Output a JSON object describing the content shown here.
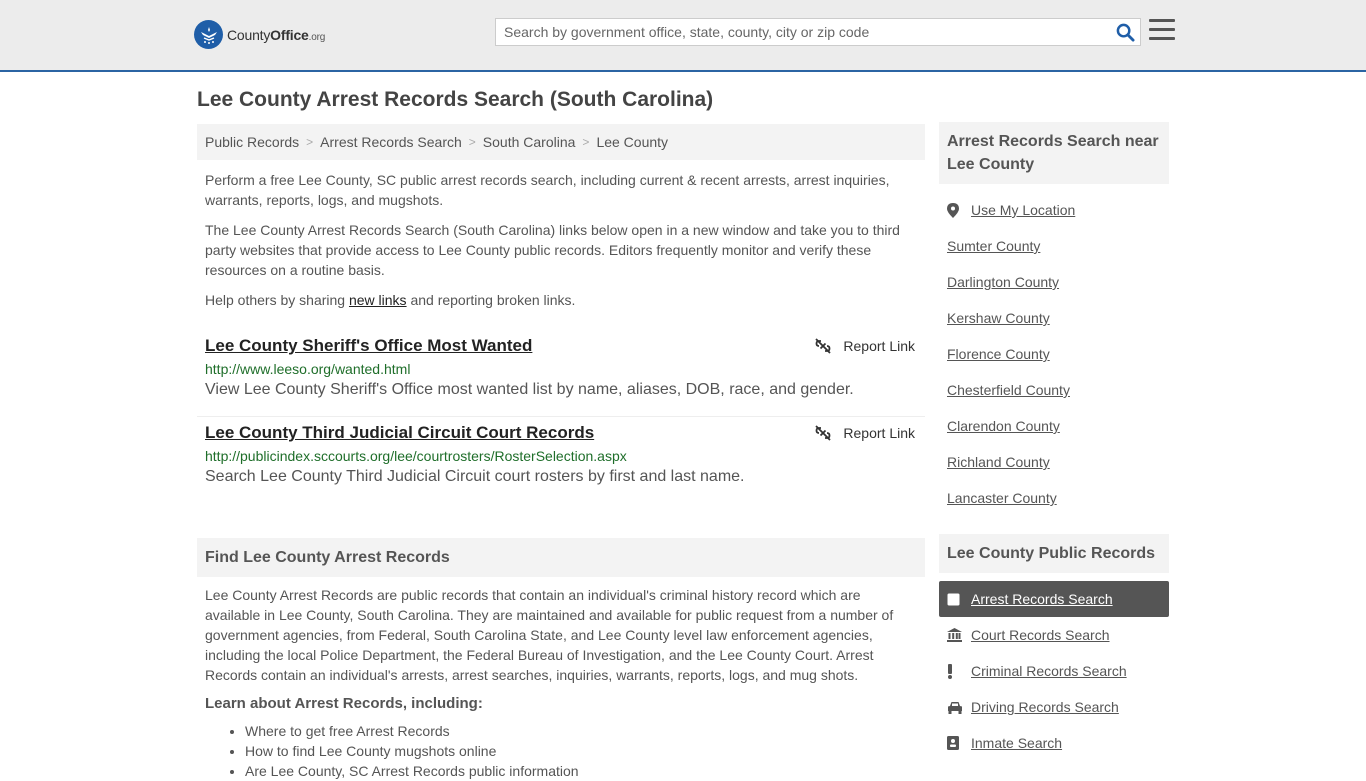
{
  "header": {
    "logo_county": "County",
    "logo_office": "Office",
    "logo_tld": ".org",
    "search_placeholder": "Search by government office, state, county, city or zip code"
  },
  "page_title": "Lee County Arrest Records Search (South Carolina)",
  "breadcrumb": [
    "Public Records",
    "Arrest Records Search",
    "South Carolina",
    "Lee County"
  ],
  "intro": {
    "p1": "Perform a free Lee County, SC public arrest records search, including current & recent arrests, arrest inquiries, warrants, reports, logs, and mugshots.",
    "p2": "The Lee County Arrest Records Search (South Carolina) links below open in a new window and take you to third party websites that provide access to Lee County public records. Editors frequently monitor and verify these resources on a routine basis.",
    "p3_pre": "Help others by sharing ",
    "p3_link": "new links",
    "p3_post": " and reporting broken links."
  },
  "links": [
    {
      "title": "Lee County Sheriff's Office Most Wanted",
      "url": "http://www.leeso.org/wanted.html",
      "desc": "View Lee County Sheriff's Office most wanted list by name, aliases, DOB, race, and gender.",
      "report": "Report Link"
    },
    {
      "title": "Lee County Third Judicial Circuit Court Records",
      "url": "http://publicindex.sccourts.org/lee/courtrosters/RosterSelection.aspx",
      "desc": "Search Lee County Third Judicial Circuit court rosters by first and last name.",
      "report": "Report Link"
    }
  ],
  "find": {
    "heading": "Find Lee County Arrest Records",
    "body": "Lee County Arrest Records are public records that contain an individual's criminal history record which are available in Lee County, South Carolina. They are maintained and available for public request from a number of government agencies, from Federal, South Carolina State, and Lee County level law enforcement agencies, including the local Police Department, the Federal Bureau of Investigation, and the Lee County Court. Arrest Records contain an individual's arrests, arrest searches, inquiries, warrants, reports, logs, and mug shots.",
    "learn_heading": "Learn about Arrest Records, including:",
    "learn_items": [
      "Where to get free Arrest Records",
      "How to find Lee County mugshots online",
      "Are Lee County, SC Arrest Records public information"
    ]
  },
  "sidebar": {
    "near_heading": "Arrest Records Search near Lee County",
    "use_location": "Use My Location",
    "counties": [
      "Sumter County",
      "Darlington County",
      "Kershaw County",
      "Florence County",
      "Chesterfield County",
      "Clarendon County",
      "Richland County",
      "Lancaster County"
    ],
    "public_heading": "Lee County Public Records",
    "public_items": [
      {
        "label": "Arrest Records Search",
        "icon": "square-icon"
      },
      {
        "label": "Court Records Search",
        "icon": "courthouse-icon"
      },
      {
        "label": "Criminal Records Search",
        "icon": "exclamation-icon"
      },
      {
        "label": "Driving Records Search",
        "icon": "car-icon"
      },
      {
        "label": "Inmate Search",
        "icon": "id-badge-icon"
      }
    ]
  }
}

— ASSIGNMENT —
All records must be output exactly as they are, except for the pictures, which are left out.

— REPLY —
Output a JSON object describing the content shown here.
{
  "header": {
    "logo_county": "County",
    "logo_office": "Office",
    "logo_tld": ".org",
    "search_placeholder": "Search by government office, state, county, city or zip code"
  },
  "page_title": "Lee County Arrest Records Search (South Carolina)",
  "breadcrumb": [
    "Public Records",
    "Arrest Records Search",
    "South Carolina",
    "Lee County"
  ],
  "intro": {
    "p1": "Perform a free Lee County, SC public arrest records search, including current & recent arrests, arrest inquiries, warrants, reports, logs, and mugshots.",
    "p2": "The Lee County Arrest Records Search (South Carolina) links below open in a new window and take you to third party websites that provide access to Lee County public records. Editors frequently monitor and verify these resources on a routine basis.",
    "p3_pre": "Help others by sharing ",
    "p3_link": "new links",
    "p3_post": " and reporting broken links."
  },
  "links": [
    {
      "title": "Lee County Sheriff's Office Most Wanted",
      "url": "http://www.leeso.org/wanted.html",
      "desc": "View Lee County Sheriff's Office most wanted list by name, aliases, DOB, race, and gender.",
      "report": "Report Link"
    },
    {
      "title": "Lee County Third Judicial Circuit Court Records",
      "url": "http://publicindex.sccourts.org/lee/courtrosters/RosterSelection.aspx",
      "desc": "Search Lee County Third Judicial Circuit court rosters by first and last name.",
      "report": "Report Link"
    }
  ],
  "find": {
    "heading": "Find Lee County Arrest Records",
    "body": "Lee County Arrest Records are public records that contain an individual's criminal history record which are available in Lee County, South Carolina. They are maintained and available for public request from a number of government agencies, from Federal, South Carolina State, and Lee County level law enforcement agencies, including the local Police Department, the Federal Bureau of Investigation, and the Lee County Court. Arrest Records contain an individual's arrests, arrest searches, inquiries, warrants, reports, logs, and mug shots.",
    "learn_heading": "Learn about Arrest Records, including:",
    "learn_items": [
      "Where to get free Arrest Records",
      "How to find Lee County mugshots online",
      "Are Lee County, SC Arrest Records public information"
    ]
  },
  "sidebar": {
    "near_heading": "Arrest Records Search near Lee County",
    "use_location": "Use My Location",
    "counties": [
      "Sumter County",
      "Darlington County",
      "Kershaw County",
      "Florence County",
      "Chesterfield County",
      "Clarendon County",
      "Richland County",
      "Lancaster County"
    ],
    "public_heading": "Lee County Public Records",
    "public_items": [
      {
        "label": "Arrest Records Search",
        "icon": "square-icon"
      },
      {
        "label": "Court Records Search",
        "icon": "courthouse-icon"
      },
      {
        "label": "Criminal Records Search",
        "icon": "exclamation-icon"
      },
      {
        "label": "Driving Records Search",
        "icon": "car-icon"
      },
      {
        "label": "Inmate Search",
        "icon": "id-badge-icon"
      }
    ]
  }
}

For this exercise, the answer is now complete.